____ EXTRACTED RECORDS

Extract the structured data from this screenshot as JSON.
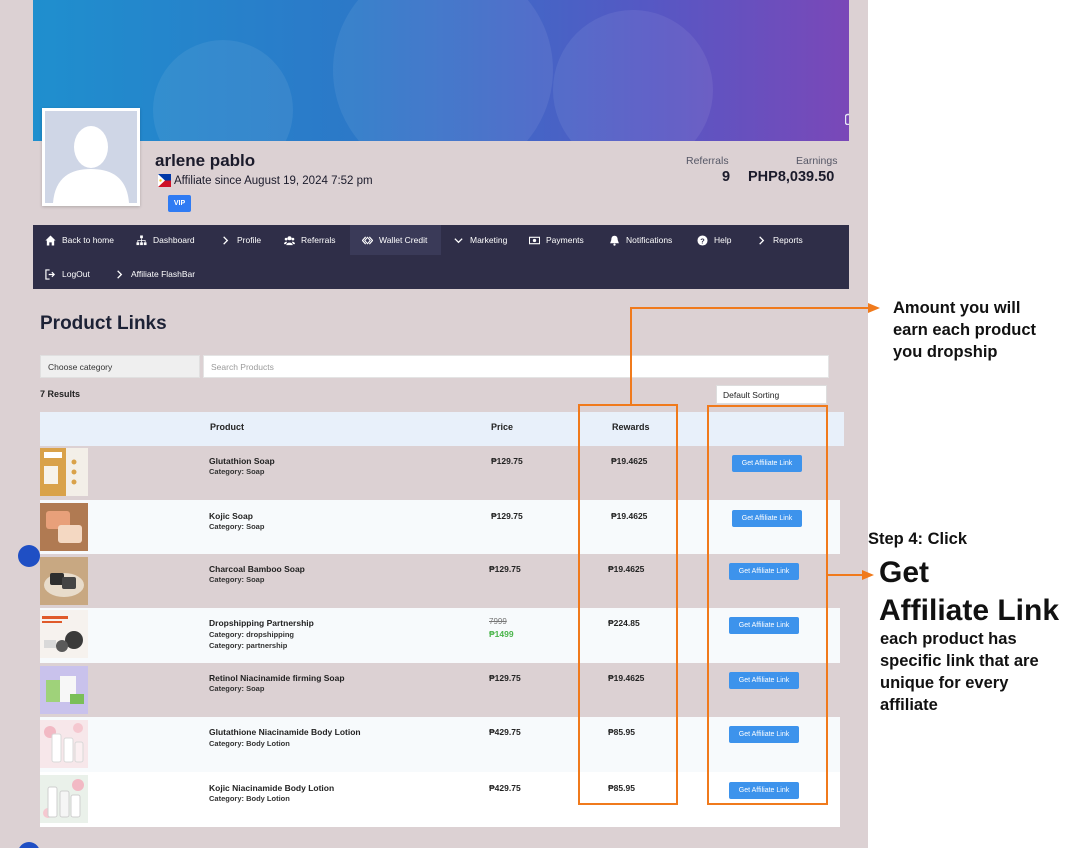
{
  "profile": {
    "name": "arlene pablo",
    "since": "Affiliate since August 19, 2024 7:52 pm",
    "badge": "VIP",
    "referrals_label": "Referrals",
    "referrals_value": "9",
    "earnings_label": "Earnings",
    "earnings_value": "PHP8,039.50"
  },
  "nav": {
    "items": [
      {
        "label": "Back to home",
        "icon": "home-icon"
      },
      {
        "label": "Dashboard",
        "icon": "dashboard-icon"
      },
      {
        "label": "Profile",
        "icon": "chevron-right-icon"
      },
      {
        "label": "Referrals",
        "icon": "users-icon"
      },
      {
        "label": "Wallet Credit",
        "icon": "wallet-icon"
      },
      {
        "label": "Marketing",
        "icon": "chevron-down-icon"
      },
      {
        "label": "Payments",
        "icon": "money-icon"
      },
      {
        "label": "Notifications",
        "icon": "bell-icon"
      },
      {
        "label": "Help",
        "icon": "help-icon"
      },
      {
        "label": "Reports",
        "icon": "chevron-right-icon"
      },
      {
        "label": "LogOut",
        "icon": "logout-icon"
      },
      {
        "label": "Affiliate FlashBar",
        "icon": "chevron-right-icon"
      }
    ]
  },
  "products": {
    "title": "Product Links",
    "category_placeholder": "Choose category",
    "search_placeholder": "Search Products",
    "results": "7 Results",
    "sort": "Default Sorting",
    "columns": {
      "product": "Product",
      "price": "Price",
      "rewards": "Rewards"
    },
    "button_label": "Get Affiliate Link",
    "rows": [
      {
        "name": "Glutathion Soap",
        "cats": [
          "Category: Soap"
        ],
        "price": "₱129.75",
        "reward": "₱19.4625"
      },
      {
        "name": "Kojic Soap",
        "cats": [
          "Category: Soap"
        ],
        "price": "₱129.75",
        "reward": "₱19.4625"
      },
      {
        "name": "Charcoal Bamboo Soap",
        "cats": [
          "Category: Soap"
        ],
        "price": "₱129.75",
        "reward": "₱19.4625"
      },
      {
        "name": "Dropshipping Partnership",
        "cats": [
          "Category: dropshipping",
          "Category: partnership"
        ],
        "price_old": "7999",
        "price": "₱1499",
        "reward": "₱224.85"
      },
      {
        "name": "Retinol Niacinamide firming Soap",
        "cats": [
          "Category: Soap"
        ],
        "price": "₱129.75",
        "reward": "₱19.4625"
      },
      {
        "name": "Glutathione Niacinamide Body Lotion",
        "cats": [
          "Category: Body Lotion"
        ],
        "price": "₱429.75",
        "reward": "₱85.95"
      },
      {
        "name": "Kojic Niacinamide Body Lotion",
        "cats": [
          "Category: Body Lotion"
        ],
        "price": "₱429.75",
        "reward": "₱85.95"
      }
    ]
  },
  "annotations": {
    "rewards_note": [
      "Amount you will",
      "earn each product",
      "you dropship"
    ],
    "step_label": "Step 4: Click",
    "step_big": [
      "Get",
      "Affiliate Link"
    ],
    "step_desc": [
      "each product has",
      "specific link that are",
      "unique for every",
      "affiliate"
    ]
  },
  "colors": {
    "accent": "#f07a1c",
    "nav_bg": "#2f2e48",
    "button": "#3d93ec",
    "page_bg": "#dcd1d3"
  }
}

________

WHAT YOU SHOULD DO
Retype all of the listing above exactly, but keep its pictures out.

FINAL ANSWER
Extract the structured data from this screenshot as JSON.
{
  "profile": {
    "name": "arlene pablo",
    "since": "Affiliate since August 19, 2024 7:52 pm",
    "badge": "VIP",
    "referrals_label": "Referrals",
    "referrals_value": "9",
    "earnings_label": "Earnings",
    "earnings_value": "PHP8,039.50"
  },
  "nav": {
    "items": [
      {
        "label": "Back to home",
        "icon": "home-icon"
      },
      {
        "label": "Dashboard",
        "icon": "dashboard-icon"
      },
      {
        "label": "Profile",
        "icon": "chevron-right-icon"
      },
      {
        "label": "Referrals",
        "icon": "users-icon"
      },
      {
        "label": "Wallet Credit",
        "icon": "wallet-icon"
      },
      {
        "label": "Marketing",
        "icon": "chevron-down-icon"
      },
      {
        "label": "Payments",
        "icon": "money-icon"
      },
      {
        "label": "Notifications",
        "icon": "bell-icon"
      },
      {
        "label": "Help",
        "icon": "help-icon"
      },
      {
        "label": "Reports",
        "icon": "chevron-right-icon"
      },
      {
        "label": "LogOut",
        "icon": "logout-icon"
      },
      {
        "label": "Affiliate FlashBar",
        "icon": "chevron-right-icon"
      }
    ]
  },
  "products": {
    "title": "Product Links",
    "category_placeholder": "Choose category",
    "search_placeholder": "Search Products",
    "results": "7 Results",
    "sort": "Default Sorting",
    "columns": {
      "product": "Product",
      "price": "Price",
      "rewards": "Rewards"
    },
    "button_label": "Get Affiliate Link",
    "rows": [
      {
        "name": "Glutathion Soap",
        "cats": [
          "Category: Soap"
        ],
        "price": "₱129.75",
        "reward": "₱19.4625"
      },
      {
        "name": "Kojic Soap",
        "cats": [
          "Category: Soap"
        ],
        "price": "₱129.75",
        "reward": "₱19.4625"
      },
      {
        "name": "Charcoal Bamboo Soap",
        "cats": [
          "Category: Soap"
        ],
        "price": "₱129.75",
        "reward": "₱19.4625"
      },
      {
        "name": "Dropshipping Partnership",
        "cats": [
          "Category: dropshipping",
          "Category: partnership"
        ],
        "price_old": "7999",
        "price": "₱1499",
        "reward": "₱224.85"
      },
      {
        "name": "Retinol Niacinamide firming Soap",
        "cats": [
          "Category: Soap"
        ],
        "price": "₱129.75",
        "reward": "₱19.4625"
      },
      {
        "name": "Glutathione Niacinamide Body Lotion",
        "cats": [
          "Category: Body Lotion"
        ],
        "price": "₱429.75",
        "reward": "₱85.95"
      },
      {
        "name": "Kojic Niacinamide Body Lotion",
        "cats": [
          "Category: Body Lotion"
        ],
        "price": "₱429.75",
        "reward": "₱85.95"
      }
    ]
  },
  "annotations": {
    "rewards_note": [
      "Amount you will",
      "earn each product",
      "you dropship"
    ],
    "step_label": "Step 4: Click",
    "step_big": [
      "Get",
      "Affiliate Link"
    ],
    "step_desc": [
      "each product has",
      "specific link that are",
      "unique for every",
      "affiliate"
    ]
  },
  "colors": {
    "accent": "#f07a1c",
    "nav_bg": "#2f2e48",
    "button": "#3d93ec",
    "page_bg": "#dcd1d3"
  }
}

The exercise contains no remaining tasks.